I, deaf to his pleading.  Was he crying out to me or because of me?  Could I rouse myself to care about either one?  I had lost myself many years ago.  And there Brian remained to remind me constantly.  Steadfast by my side, tethered there by some sort of guilt at my corruption.  Vain of him to think he was the cause of it and not some coincidental and innocent bystander in whatever course had placed us upon our path.  In the circle of never ending loathing and self-loathing and addiction to each other.

His need of punishment for self-imposed guilt.  My need to inflict punishment to ease my desire for what had become forever unattainable; my inability to understand what exactly it was I had lost.  The monster I had become, the empty skin of a man; dead and rotten on the inside.

Brian, once beloved.  Cherished beyond anything, dwindled to the shadow of a man.  Still beautiful; ethereal.  Like a horrible angel set to watch and note my further descent into hell.  The fall that had beckoned me, seducing me with the soft glow of a warm fire.  Willingly I had went.  Against Brian's sorrowful protestations.  He followed me.  And I gleefully damned us both.

Monday, February 7, 2011

The end - when to say when

For years now I've held this theory that any good series of novels should never go beyond five books.  As with any rule, there are always exceptions, but from my personal experience, the five book rule is a good guideline.

Think of it this way.  Have you ever fallen in love with a television series?  A classic might be Buffy the Vampire Slayer.  This popular show ran for seven seasons.  Like many, I watched every week.  For me, though, the show started it's slow decline after season five.  Do you get the connection?  Instead of ending and leaving watchers wanting more, the show fades away.  Now think of shows like Farscape or the original Star Trek.  Those shows had runs of four seasons, left people wanting more and have a significant cult following.

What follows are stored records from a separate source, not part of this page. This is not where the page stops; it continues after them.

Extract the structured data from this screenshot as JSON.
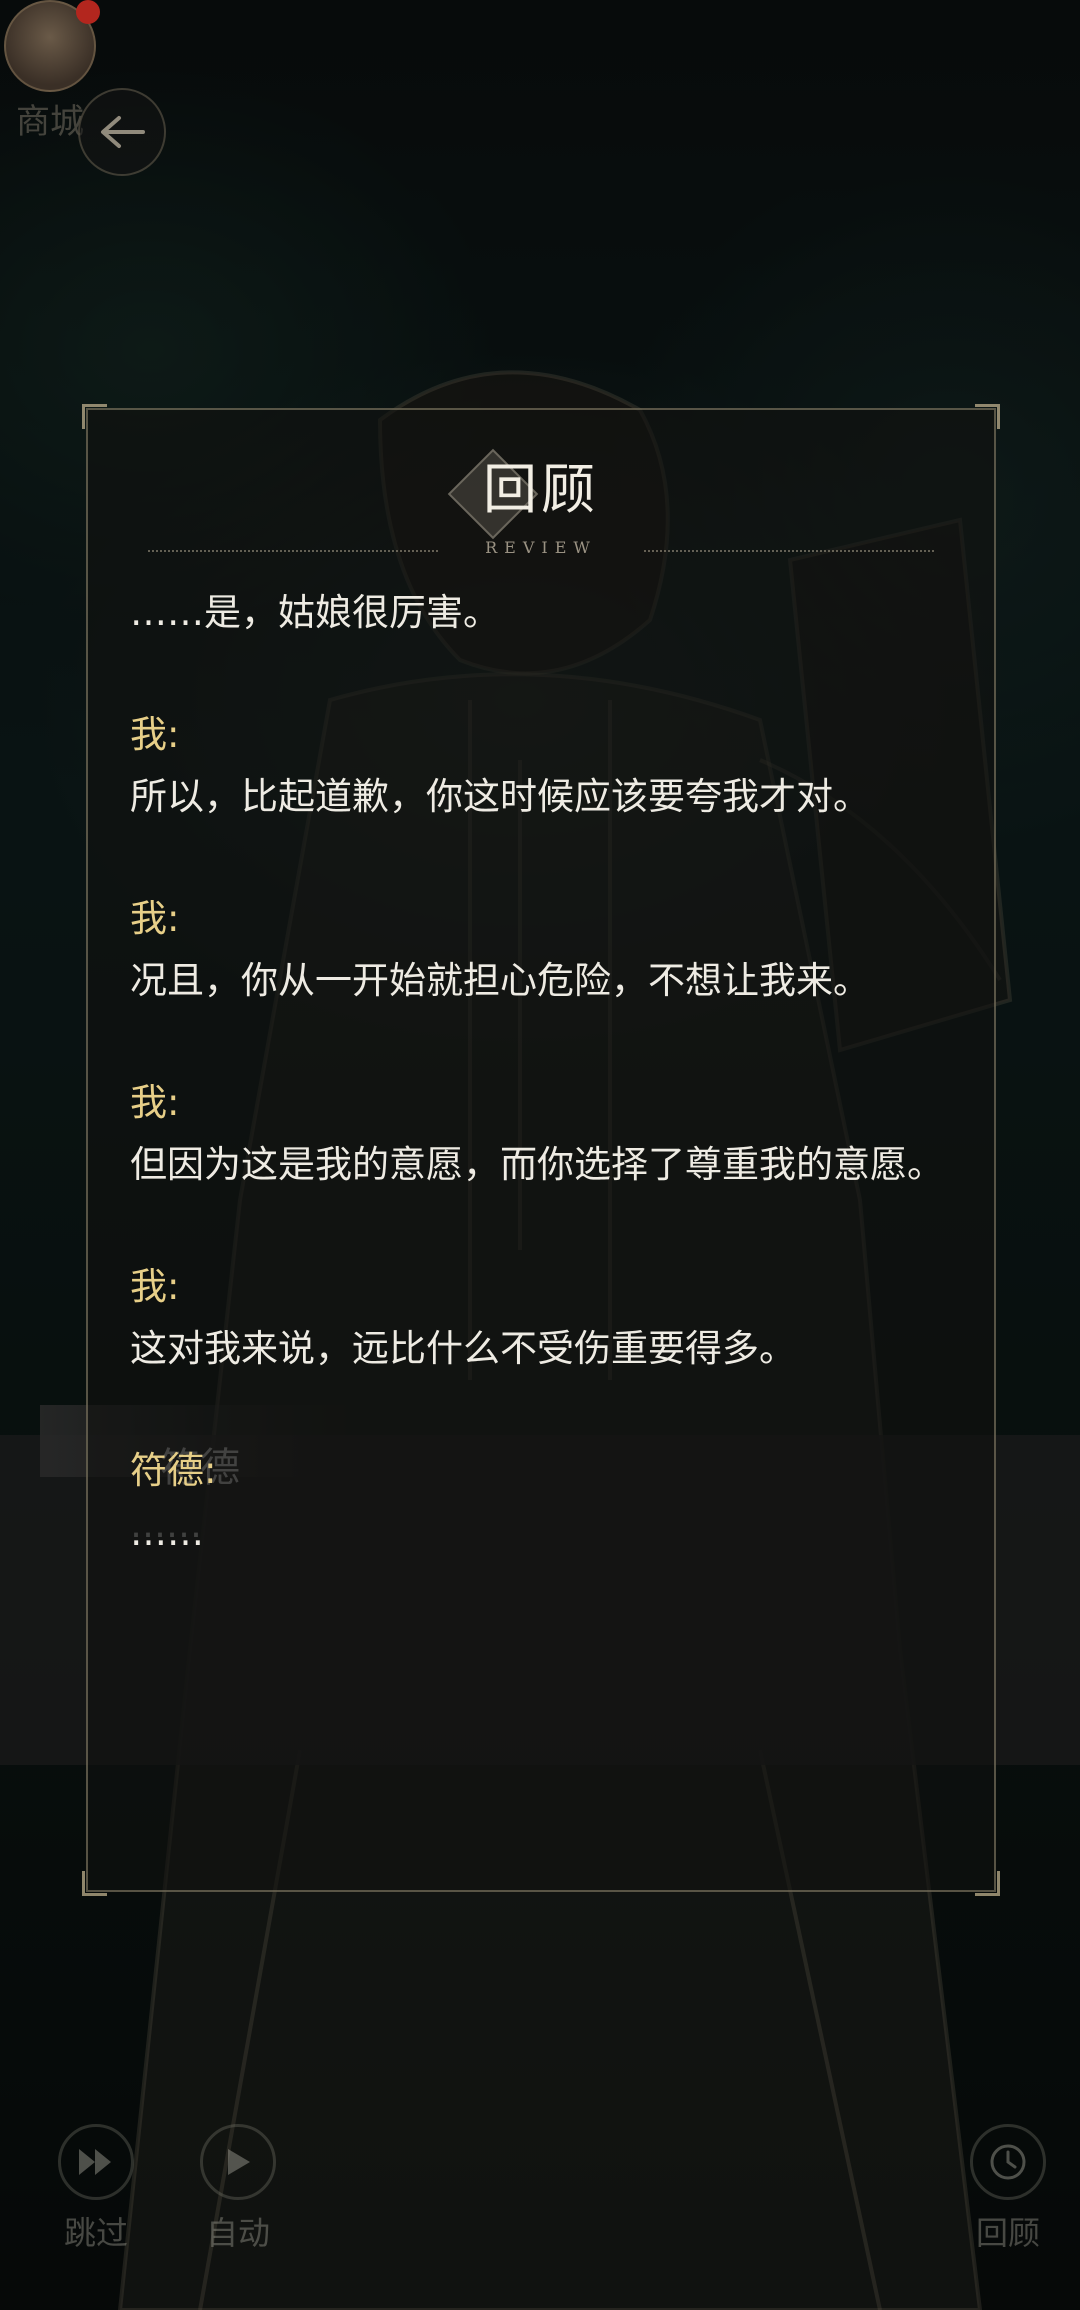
{
  "shop": {
    "label": "商城"
  },
  "game_dialog": {
    "speaker": "符德",
    "line": "……"
  },
  "bottom_controls": {
    "skip": "跳过",
    "auto": "自动",
    "review": "回顾"
  },
  "review": {
    "title": "回顾",
    "subtitle": "REVIEW",
    "entries": [
      {
        "name": "",
        "text": "……是，姑娘很厉害。"
      },
      {
        "name": "我:",
        "text": "所以，比起道歉，你这时候应该要夸我才对。"
      },
      {
        "name": "我:",
        "text": "况且，你从一开始就担心危险，不想让我来。"
      },
      {
        "name": "我:",
        "text": "但因为这是我的意愿，而你选择了尊重我的意愿。"
      },
      {
        "name": "我:",
        "text": "这对我来说，远比什么不受伤重要得多。"
      },
      {
        "name": "符德:",
        "text": "……"
      }
    ]
  },
  "colors": {
    "speaker_name": "#e7cf88",
    "log_text": "#eeebe3",
    "notification_dot": "#b3261e"
  },
  "icons": {
    "back": "back-arrow-icon",
    "skip": "fast-forward-icon",
    "auto": "play-icon",
    "review": "clock-icon"
  }
}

See what I mean?  Think of each novel in your series as a season of your favorite television serial.  Are you going to end on a high leaving your readers wishing for more?  Or are you going to milk your success for all it's worth until the plot and characters are so worn out that your readers don't even bother any more?  Remember, in an era of instant access, many people just don't have patience and become bored very quickly.

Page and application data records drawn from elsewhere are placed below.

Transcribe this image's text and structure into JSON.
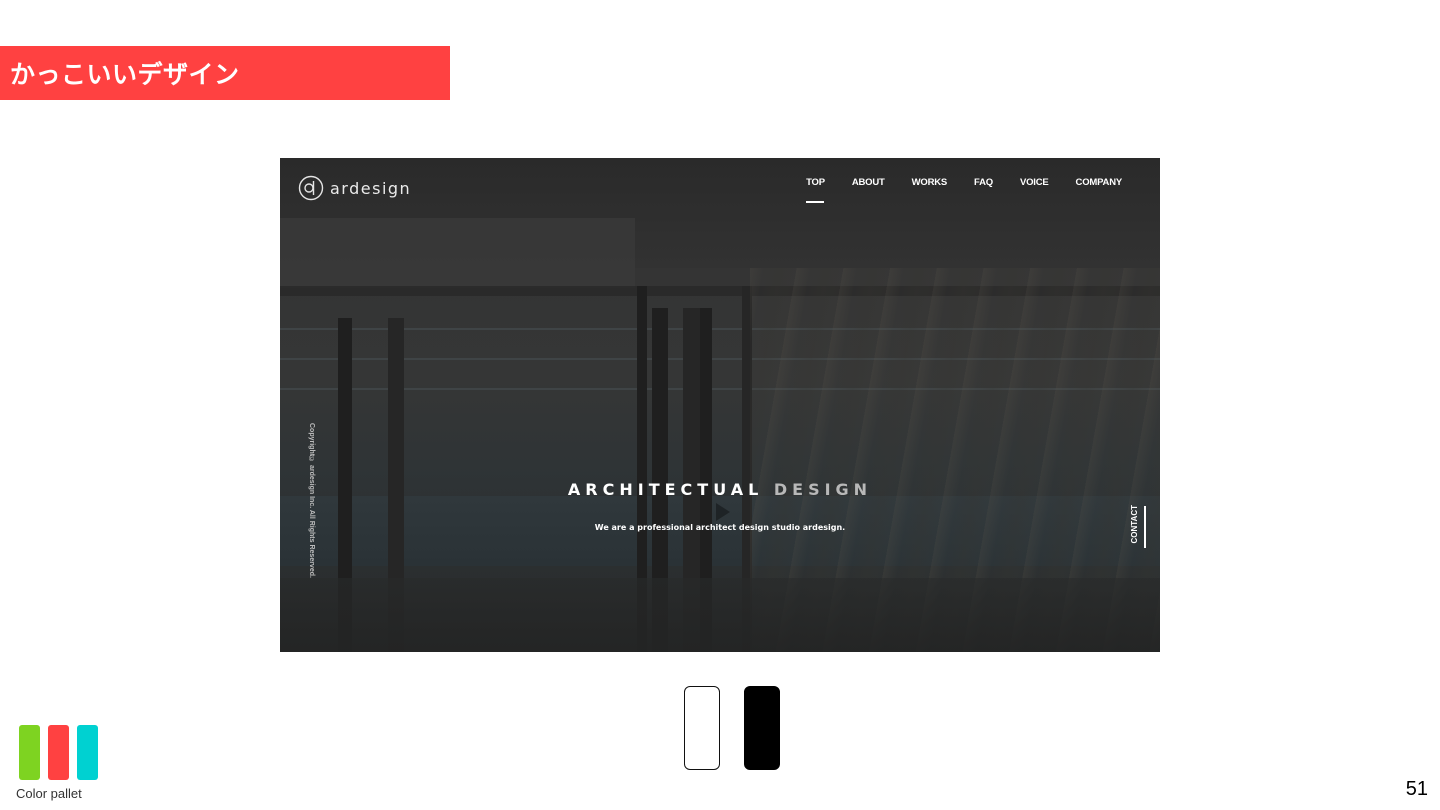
{
  "slide": {
    "title": "かっこいいデザイン",
    "page_number": "51",
    "accent_color": "#ff4141"
  },
  "website": {
    "logo": {
      "text": "ardesign",
      "icon": "ardesign-logo-icon"
    },
    "nav": [
      "TOP",
      "ABOUT",
      "WORKS",
      "FAQ",
      "VOICE",
      "COMPANY"
    ],
    "active_nav": "TOP",
    "hero": {
      "title_word_1": "ARCHITECTUAL",
      "title_word_2": "DESIGN",
      "subtitle": "We are a professional architect design studio ardesign."
    },
    "copyright": "Copyright© ardesign Inc. All Rights Reserved.",
    "contact": "CONTACT"
  },
  "design_colors": [
    "#ffffff",
    "#000000"
  ],
  "color_pallet": {
    "label": "Color pallet",
    "colors": [
      "#7ed321",
      "#ff4141",
      "#00d1d1"
    ]
  }
}
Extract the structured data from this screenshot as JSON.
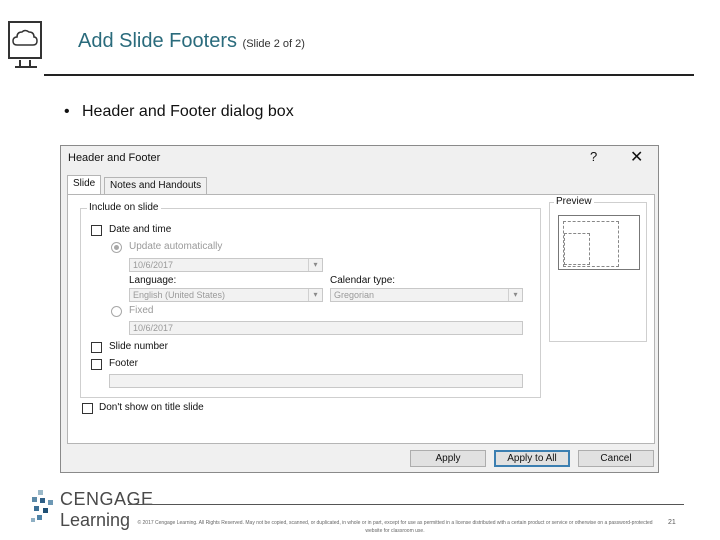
{
  "slide": {
    "title": "Add Slide Footers",
    "title_suffix": "(Slide 2 of 2)",
    "bullet": "Header and Footer dialog box",
    "copyright": "© 2017 Cengage Learning. All Rights Reserved. May not be copied, scanned, or duplicated, in whole or in part, except for use as permitted in a license distributed with a certain product or service or otherwise on a password-protected website for classroom use.",
    "page_number": "21",
    "logo": {
      "brand_top": "CENGAGE",
      "brand_bottom": "Learning",
      "icon": "cloud-icon"
    }
  },
  "dialog": {
    "title": "Header and Footer",
    "help": "?",
    "close": "✕",
    "tabs": [
      {
        "label": "Slide",
        "active": true
      },
      {
        "label": "Notes and Handouts",
        "active": false
      }
    ],
    "include_group": "Include on slide",
    "date_time": {
      "label": "Date and time",
      "checked": false
    },
    "update_automatically": {
      "label": "Update automatically",
      "selected": true
    },
    "date_value": "10/6/2017",
    "language_label": "Language:",
    "language_value": "English (United States)",
    "calendar_label": "Calendar type:",
    "calendar_value": "Gregorian",
    "fixed": {
      "label": "Fixed",
      "selected": false
    },
    "fixed_value": "10/6/2017",
    "slide_number": {
      "label": "Slide number",
      "checked": false
    },
    "footer": {
      "label": "Footer",
      "checked": false,
      "value": ""
    },
    "dont_show": {
      "label": "Don't show on title slide",
      "checked": false
    },
    "preview_label": "Preview",
    "buttons": {
      "apply": "Apply",
      "apply_all": "Apply to All",
      "cancel": "Cancel"
    }
  }
}
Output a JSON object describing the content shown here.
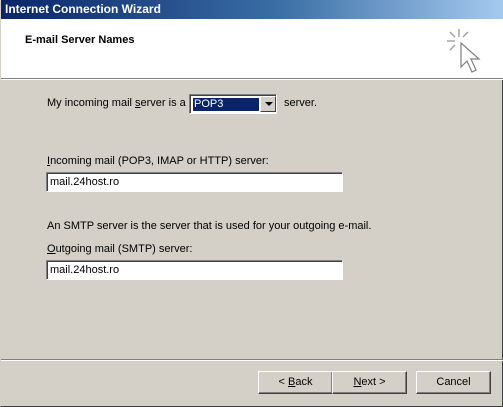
{
  "window": {
    "title": "Internet Connection Wizard"
  },
  "header": {
    "title": "E-mail Server Names",
    "icon": "wizard-wand-cursor-icon"
  },
  "form": {
    "incoming_type_prefix": "My incoming mail ",
    "incoming_type_underline": "s",
    "incoming_type_suffix": "erver is a",
    "server_type_value": "POP3",
    "server_type_after": "server.",
    "incoming_label_underline": "I",
    "incoming_label_rest": "ncoming mail (POP3, IMAP or HTTP) server:",
    "incoming_value": "mail.24host.ro",
    "smtp_note": "An SMTP server is the server that is used for your outgoing e-mail.",
    "outgoing_label_underline": "O",
    "outgoing_label_rest": "utgoing mail (SMTP) server:",
    "outgoing_value": "mail.24host.ro"
  },
  "buttons": {
    "back_prefix": "< ",
    "back_underline": "B",
    "back_rest": "ack",
    "next_underline": "N",
    "next_rest": "ext >",
    "cancel": "Cancel"
  }
}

In junior high school, I found the Xanth series of books by Piers Anthony.  I thought they were the greatest thing ever.  I bought the next one and the next one and the next until book 12; I got bored and never bought another.  According to Wikipedia, he's working on the 36th.  Frankly, I'm amazed there are still enough readers to warrant continuing!

My mom likes to read murder mysteries.  Those tend to go on well past what is, in my opinion, their freshness date also.  I understand we get attached to characters, as both readers and writers, but there is something to be said about the thrill of finding a new love; saying a sweet goodbye to the old.

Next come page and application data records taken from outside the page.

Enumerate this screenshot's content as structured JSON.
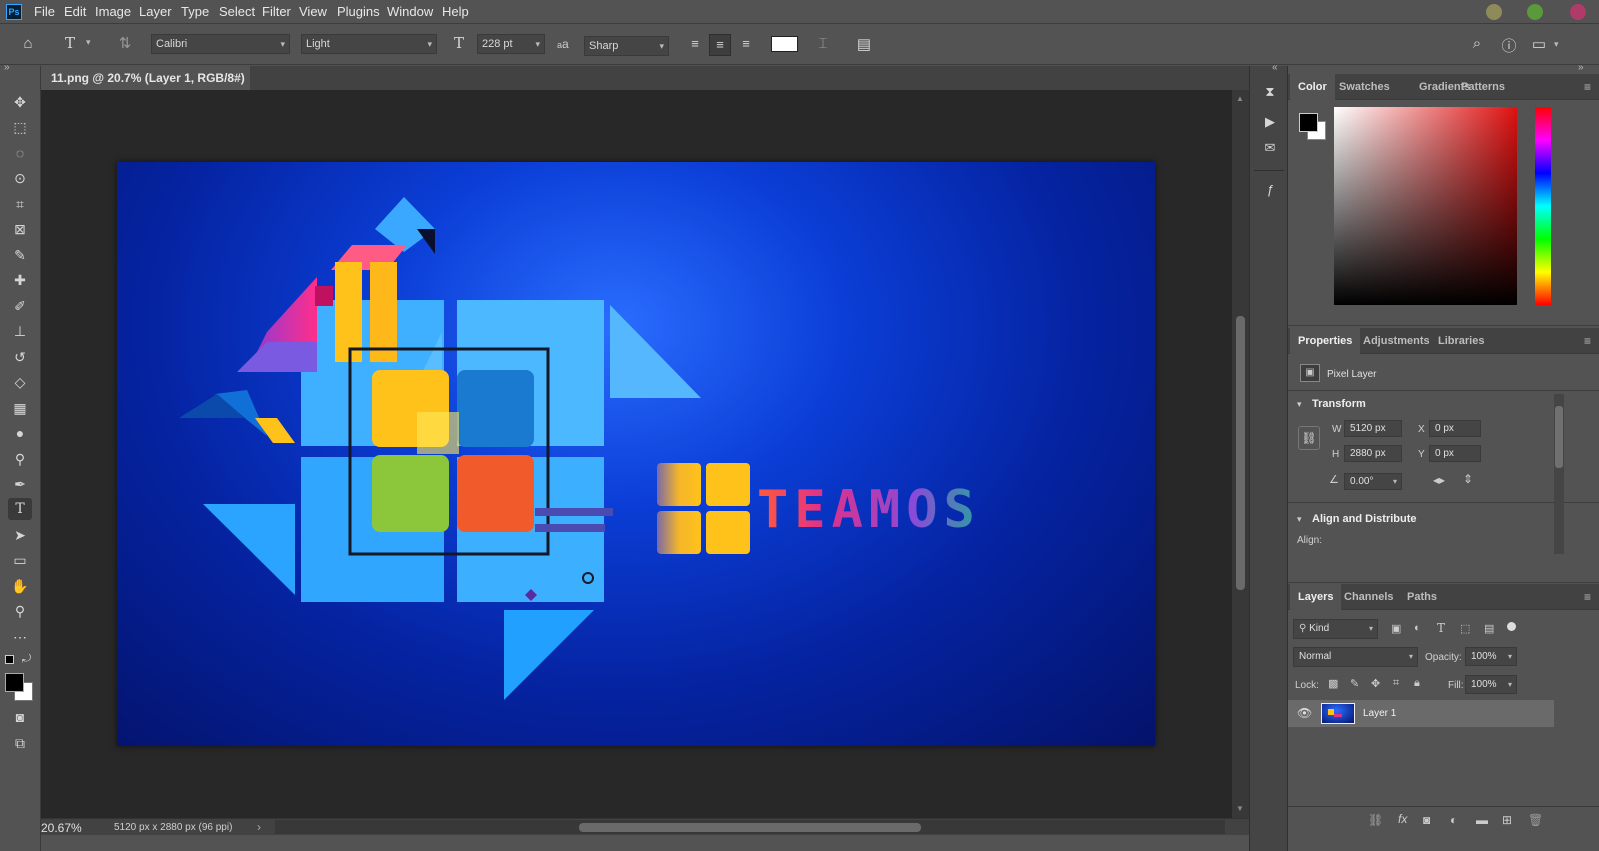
{
  "app": {
    "logo": "Ps"
  },
  "menu": [
    "File",
    "Edit",
    "Image",
    "Layer",
    "Type",
    "Select",
    "Filter",
    "View",
    "Plugins",
    "Window",
    "Help"
  ],
  "window_buttons": {
    "minimize_color": "#8e8a5a",
    "maximize_color": "#5a9a3a",
    "close_color": "#b03a6a"
  },
  "options": {
    "font_family": "Calibri",
    "font_style": "Light",
    "font_size": "228 pt",
    "aa_label": "a",
    "antialias": "Sharp",
    "text_color": "#ffffff"
  },
  "document": {
    "tab_title": "11.png @ 20.7% (Layer 1, RGB/8#)",
    "close_glyph": "×",
    "zoom": "20.67%",
    "doc_info": "5120 px x 2880 px (96 ppi)",
    "status_arrow": "›",
    "artwork_wordmark": "TEAMOS"
  },
  "color_panel": {
    "tabs": [
      "Color",
      "Swatches",
      "Gradients",
      "Patterns"
    ],
    "foreground": "#000000",
    "background": "#ffffff",
    "hue_color": "#e01010"
  },
  "properties_panel": {
    "tabs": [
      "Properties",
      "Adjustments",
      "Libraries"
    ],
    "kind": "Pixel Layer",
    "transform_title": "Transform",
    "w_label": "W",
    "w_value": "5120 px",
    "h_label": "H",
    "h_value": "2880 px",
    "x_label": "X",
    "x_value": "0 px",
    "y_label": "Y",
    "y_value": "0 px",
    "angle_value": "0.00°",
    "align_title": "Align and Distribute",
    "align_label": "Align:"
  },
  "layers_panel": {
    "tabs": [
      "Layers",
      "Channels",
      "Paths"
    ],
    "filter_kind": "Kind",
    "blend_mode": "Normal",
    "opacity_label": "Opacity:",
    "opacity_value": "100%",
    "lock_label": "Lock:",
    "fill_label": "Fill:",
    "fill_value": "100%",
    "layers": [
      {
        "name": "Layer 1",
        "visible": true
      }
    ]
  }
}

As I mentioned above, there will always be exceptions.  Series that are still fresh and exciting well past book (or season) five.  But I maintain that anything much past the five mark is running a risk of losing that spark and losing readers/viewers.

What do you think?

Thursday, February 3, 2011

What "prompts" you?

Sometimes I sit down at my keyboard and wonder what the heck I'm going to write about.  This seems to happen to a lot of writers as there are a plethora of writing prompt sites across the internet.  Anything from plot and character prompts to three word prompts to photo prompts.  I've used prompt sites in the past when struggling during NaNoWriMo.  Desperate to use any tool to get that flow of words going again.  One year, I used song lyrics to prompt me on my month long journey.  A lot of times, as I mentioned previously, I use strong emotions to prompt a story.  Getting those feelings down on paper and developing a character out of those feelings along the way.  Very rarely, I'll remember a tidbit of a dream and those brief images prompt a story idea.

Writing prompts often serve to breathe new life into a story or get a new story idea off the ground.  What prompts you to write a story?  What tools do you use to get the story going again when you get stuck?